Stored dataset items
--- START ---

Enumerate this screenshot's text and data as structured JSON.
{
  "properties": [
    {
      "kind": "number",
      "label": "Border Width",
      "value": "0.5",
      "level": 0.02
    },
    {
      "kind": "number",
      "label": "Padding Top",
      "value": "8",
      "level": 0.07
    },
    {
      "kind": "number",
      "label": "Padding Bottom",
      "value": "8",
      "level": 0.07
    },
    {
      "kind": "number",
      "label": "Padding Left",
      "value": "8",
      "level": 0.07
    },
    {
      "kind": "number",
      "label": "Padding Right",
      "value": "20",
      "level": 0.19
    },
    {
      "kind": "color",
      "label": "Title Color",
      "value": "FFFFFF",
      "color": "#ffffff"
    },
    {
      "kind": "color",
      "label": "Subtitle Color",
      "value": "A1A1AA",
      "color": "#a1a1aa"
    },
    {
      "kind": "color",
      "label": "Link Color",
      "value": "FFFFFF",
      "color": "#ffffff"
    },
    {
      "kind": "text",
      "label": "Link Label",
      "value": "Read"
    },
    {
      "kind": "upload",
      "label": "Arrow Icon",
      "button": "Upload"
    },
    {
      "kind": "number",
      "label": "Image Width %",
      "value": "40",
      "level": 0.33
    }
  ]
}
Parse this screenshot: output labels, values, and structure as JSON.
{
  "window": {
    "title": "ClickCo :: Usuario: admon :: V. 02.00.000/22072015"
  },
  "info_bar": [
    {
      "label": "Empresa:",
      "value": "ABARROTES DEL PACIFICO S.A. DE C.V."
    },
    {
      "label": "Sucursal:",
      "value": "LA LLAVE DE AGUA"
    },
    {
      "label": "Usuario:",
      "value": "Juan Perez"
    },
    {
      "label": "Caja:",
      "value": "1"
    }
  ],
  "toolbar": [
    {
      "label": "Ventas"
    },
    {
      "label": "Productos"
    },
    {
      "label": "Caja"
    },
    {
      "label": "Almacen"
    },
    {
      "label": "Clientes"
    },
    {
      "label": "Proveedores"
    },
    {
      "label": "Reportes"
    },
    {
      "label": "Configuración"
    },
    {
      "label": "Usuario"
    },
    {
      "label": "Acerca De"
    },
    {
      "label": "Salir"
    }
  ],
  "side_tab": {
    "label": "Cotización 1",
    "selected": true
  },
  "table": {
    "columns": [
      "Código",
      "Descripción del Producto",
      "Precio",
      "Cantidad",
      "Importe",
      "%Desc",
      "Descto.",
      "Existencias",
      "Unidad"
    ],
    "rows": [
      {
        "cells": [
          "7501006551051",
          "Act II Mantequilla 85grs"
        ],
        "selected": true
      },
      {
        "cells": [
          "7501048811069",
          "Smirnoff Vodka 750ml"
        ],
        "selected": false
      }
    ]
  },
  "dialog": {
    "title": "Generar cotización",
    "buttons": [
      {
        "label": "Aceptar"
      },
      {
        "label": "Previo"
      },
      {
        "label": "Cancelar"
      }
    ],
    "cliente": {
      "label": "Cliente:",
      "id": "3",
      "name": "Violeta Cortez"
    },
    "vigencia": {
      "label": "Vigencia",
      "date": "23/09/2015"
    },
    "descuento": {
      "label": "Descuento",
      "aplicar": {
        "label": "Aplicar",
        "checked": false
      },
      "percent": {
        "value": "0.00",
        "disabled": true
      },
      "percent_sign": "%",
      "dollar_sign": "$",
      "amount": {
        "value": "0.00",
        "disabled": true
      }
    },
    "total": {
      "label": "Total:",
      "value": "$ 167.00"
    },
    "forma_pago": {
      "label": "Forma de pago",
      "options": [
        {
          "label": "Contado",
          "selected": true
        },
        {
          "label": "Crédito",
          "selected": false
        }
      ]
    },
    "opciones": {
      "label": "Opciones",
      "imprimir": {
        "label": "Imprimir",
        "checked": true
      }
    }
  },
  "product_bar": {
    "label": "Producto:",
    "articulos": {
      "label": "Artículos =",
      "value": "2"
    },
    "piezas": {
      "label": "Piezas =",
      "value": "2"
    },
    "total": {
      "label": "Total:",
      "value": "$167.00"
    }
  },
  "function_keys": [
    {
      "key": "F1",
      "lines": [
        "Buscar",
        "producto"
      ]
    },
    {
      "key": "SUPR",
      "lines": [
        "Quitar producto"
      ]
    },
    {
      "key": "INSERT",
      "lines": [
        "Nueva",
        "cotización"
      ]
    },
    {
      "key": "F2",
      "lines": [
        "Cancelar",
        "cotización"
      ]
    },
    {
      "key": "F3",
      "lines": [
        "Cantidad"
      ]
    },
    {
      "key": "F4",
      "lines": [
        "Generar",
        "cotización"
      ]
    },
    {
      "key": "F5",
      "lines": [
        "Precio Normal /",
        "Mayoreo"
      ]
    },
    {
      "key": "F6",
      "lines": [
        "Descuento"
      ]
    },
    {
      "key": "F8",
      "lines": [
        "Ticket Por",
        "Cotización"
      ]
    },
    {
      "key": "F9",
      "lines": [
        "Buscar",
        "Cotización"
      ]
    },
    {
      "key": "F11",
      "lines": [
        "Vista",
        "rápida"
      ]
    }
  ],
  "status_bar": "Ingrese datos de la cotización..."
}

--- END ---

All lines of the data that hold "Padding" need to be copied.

      "label": "Padding Top",
      "label": "Padding Bottom",
      "label": "Padding Left",
      "label": "Padding Right",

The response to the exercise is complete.